Write out each line from the data below that includes the word "Present".
* * * *
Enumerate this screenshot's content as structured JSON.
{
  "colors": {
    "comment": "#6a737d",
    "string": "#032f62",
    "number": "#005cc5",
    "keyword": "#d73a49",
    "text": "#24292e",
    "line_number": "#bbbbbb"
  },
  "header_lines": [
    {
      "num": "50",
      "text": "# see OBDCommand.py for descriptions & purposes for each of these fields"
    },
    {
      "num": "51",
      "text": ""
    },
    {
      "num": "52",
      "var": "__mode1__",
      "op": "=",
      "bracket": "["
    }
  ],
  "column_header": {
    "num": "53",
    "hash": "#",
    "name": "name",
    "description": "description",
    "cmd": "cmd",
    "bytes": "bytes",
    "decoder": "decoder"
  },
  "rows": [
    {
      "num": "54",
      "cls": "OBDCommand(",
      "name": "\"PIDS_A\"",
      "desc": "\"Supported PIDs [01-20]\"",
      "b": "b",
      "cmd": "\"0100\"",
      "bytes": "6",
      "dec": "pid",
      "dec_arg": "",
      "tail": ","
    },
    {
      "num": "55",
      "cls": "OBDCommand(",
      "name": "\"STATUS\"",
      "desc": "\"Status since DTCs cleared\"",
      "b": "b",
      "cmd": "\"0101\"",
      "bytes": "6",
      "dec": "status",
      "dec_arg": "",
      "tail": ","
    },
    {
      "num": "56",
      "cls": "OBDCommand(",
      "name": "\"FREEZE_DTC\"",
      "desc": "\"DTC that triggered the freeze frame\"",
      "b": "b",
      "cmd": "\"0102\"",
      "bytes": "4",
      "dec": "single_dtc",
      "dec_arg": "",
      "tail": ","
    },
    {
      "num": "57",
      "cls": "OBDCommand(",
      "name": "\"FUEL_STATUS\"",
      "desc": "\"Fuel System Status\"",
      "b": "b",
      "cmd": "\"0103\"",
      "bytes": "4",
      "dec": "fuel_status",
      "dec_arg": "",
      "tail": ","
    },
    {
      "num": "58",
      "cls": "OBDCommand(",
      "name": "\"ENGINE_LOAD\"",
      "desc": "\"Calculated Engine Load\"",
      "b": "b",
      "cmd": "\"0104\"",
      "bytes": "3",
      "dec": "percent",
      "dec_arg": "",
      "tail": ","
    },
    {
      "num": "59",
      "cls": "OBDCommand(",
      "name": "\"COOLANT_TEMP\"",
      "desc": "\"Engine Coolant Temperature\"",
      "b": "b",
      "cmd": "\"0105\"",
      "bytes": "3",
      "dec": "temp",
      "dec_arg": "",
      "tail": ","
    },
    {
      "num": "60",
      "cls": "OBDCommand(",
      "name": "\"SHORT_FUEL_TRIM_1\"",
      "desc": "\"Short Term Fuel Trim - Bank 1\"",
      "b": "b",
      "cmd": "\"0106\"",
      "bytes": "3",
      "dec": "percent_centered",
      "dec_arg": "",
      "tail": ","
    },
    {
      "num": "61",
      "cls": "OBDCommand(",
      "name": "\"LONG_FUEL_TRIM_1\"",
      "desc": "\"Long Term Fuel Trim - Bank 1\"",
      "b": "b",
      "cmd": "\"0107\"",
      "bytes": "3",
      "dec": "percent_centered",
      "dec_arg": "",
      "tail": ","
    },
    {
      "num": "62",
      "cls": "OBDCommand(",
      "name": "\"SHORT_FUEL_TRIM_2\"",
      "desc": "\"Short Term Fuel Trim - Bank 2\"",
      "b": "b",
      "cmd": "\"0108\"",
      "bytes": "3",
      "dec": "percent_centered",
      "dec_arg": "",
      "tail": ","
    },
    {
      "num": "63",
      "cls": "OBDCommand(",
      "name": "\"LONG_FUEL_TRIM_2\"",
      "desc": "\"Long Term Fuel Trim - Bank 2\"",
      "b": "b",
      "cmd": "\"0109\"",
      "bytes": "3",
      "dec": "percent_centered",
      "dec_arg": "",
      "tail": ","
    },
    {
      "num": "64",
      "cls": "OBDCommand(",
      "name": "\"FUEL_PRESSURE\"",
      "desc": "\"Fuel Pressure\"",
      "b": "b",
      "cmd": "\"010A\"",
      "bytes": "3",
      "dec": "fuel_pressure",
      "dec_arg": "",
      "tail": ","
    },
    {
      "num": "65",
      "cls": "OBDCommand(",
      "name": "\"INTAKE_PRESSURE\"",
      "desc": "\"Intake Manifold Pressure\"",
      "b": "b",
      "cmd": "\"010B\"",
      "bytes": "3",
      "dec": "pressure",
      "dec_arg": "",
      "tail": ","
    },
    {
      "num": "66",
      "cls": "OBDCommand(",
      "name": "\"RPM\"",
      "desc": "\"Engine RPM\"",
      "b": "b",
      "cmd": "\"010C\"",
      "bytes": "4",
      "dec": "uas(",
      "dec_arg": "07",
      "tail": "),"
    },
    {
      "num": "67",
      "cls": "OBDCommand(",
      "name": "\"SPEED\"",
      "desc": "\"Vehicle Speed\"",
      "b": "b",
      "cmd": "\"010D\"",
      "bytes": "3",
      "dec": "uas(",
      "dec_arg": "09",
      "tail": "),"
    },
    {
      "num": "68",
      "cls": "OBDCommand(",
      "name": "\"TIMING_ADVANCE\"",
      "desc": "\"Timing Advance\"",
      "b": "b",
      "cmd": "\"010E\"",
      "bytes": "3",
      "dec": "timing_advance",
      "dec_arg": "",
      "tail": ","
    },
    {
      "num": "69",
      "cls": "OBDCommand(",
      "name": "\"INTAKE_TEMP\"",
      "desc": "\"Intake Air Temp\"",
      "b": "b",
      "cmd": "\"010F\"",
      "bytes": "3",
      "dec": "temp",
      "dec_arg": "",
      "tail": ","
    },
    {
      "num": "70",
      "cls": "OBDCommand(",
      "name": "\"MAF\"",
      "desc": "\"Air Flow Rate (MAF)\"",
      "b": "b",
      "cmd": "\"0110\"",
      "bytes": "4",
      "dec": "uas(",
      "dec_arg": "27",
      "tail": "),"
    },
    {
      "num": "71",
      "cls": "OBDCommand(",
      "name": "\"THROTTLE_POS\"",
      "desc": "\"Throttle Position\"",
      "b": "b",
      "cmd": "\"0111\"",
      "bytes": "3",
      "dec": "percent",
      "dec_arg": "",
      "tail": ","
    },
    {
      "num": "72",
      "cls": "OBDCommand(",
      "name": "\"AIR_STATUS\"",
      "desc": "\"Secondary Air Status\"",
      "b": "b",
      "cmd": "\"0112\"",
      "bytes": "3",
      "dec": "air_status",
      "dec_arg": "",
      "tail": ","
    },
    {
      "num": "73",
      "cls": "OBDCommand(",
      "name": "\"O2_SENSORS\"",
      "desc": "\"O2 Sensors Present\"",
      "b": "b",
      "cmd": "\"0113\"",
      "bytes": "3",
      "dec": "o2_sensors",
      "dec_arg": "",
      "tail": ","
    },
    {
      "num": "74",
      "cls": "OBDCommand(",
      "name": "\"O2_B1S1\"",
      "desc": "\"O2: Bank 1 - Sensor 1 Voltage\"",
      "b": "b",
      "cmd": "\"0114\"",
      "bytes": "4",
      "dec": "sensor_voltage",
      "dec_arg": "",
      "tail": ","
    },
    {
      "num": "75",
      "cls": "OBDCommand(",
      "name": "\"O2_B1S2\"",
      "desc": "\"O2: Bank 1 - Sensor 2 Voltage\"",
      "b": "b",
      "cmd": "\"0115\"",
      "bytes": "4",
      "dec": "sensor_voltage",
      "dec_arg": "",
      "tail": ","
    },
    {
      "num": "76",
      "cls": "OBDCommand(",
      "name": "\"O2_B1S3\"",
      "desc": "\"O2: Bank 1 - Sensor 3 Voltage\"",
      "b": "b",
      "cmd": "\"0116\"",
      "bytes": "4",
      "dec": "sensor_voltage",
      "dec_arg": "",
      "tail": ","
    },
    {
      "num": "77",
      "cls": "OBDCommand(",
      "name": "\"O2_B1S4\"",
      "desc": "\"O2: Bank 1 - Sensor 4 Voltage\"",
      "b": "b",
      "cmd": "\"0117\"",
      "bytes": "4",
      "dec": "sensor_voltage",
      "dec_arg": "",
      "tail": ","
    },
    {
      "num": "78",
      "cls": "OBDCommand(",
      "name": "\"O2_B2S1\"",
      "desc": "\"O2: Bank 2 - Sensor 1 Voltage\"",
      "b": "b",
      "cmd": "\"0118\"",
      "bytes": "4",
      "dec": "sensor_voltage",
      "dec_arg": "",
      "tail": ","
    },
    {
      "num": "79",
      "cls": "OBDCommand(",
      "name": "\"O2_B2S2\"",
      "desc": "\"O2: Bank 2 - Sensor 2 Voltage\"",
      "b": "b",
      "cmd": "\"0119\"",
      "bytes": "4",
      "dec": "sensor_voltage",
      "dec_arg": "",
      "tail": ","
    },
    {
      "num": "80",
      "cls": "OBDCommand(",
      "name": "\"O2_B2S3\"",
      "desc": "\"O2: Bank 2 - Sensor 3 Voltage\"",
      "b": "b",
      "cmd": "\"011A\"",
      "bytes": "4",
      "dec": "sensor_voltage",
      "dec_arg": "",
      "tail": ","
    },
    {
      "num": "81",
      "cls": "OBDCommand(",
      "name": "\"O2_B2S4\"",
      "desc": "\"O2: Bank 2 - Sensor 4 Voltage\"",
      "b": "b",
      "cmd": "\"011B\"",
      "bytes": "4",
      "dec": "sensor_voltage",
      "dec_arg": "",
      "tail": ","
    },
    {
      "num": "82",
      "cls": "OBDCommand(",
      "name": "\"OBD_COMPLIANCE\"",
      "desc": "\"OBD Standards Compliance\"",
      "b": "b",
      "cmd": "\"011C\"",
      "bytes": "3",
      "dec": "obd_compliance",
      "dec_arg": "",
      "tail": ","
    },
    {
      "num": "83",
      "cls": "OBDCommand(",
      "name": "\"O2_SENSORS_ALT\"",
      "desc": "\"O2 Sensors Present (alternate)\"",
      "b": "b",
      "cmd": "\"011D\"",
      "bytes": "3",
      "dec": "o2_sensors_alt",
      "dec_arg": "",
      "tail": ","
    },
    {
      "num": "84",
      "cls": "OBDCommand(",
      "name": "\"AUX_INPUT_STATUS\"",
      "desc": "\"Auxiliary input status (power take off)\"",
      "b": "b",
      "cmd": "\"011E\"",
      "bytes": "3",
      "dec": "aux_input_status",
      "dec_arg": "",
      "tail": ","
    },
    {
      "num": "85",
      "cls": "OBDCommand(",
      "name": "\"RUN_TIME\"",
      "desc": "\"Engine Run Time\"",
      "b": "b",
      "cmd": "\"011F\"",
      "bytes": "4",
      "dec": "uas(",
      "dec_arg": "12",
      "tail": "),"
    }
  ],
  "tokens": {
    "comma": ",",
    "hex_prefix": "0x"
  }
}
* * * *
• _EXERCISE ANSWER_
      "desc": "\"O2 Sensors Present\"",
      "desc": "\"O2 Sensors Present (alternate)\"",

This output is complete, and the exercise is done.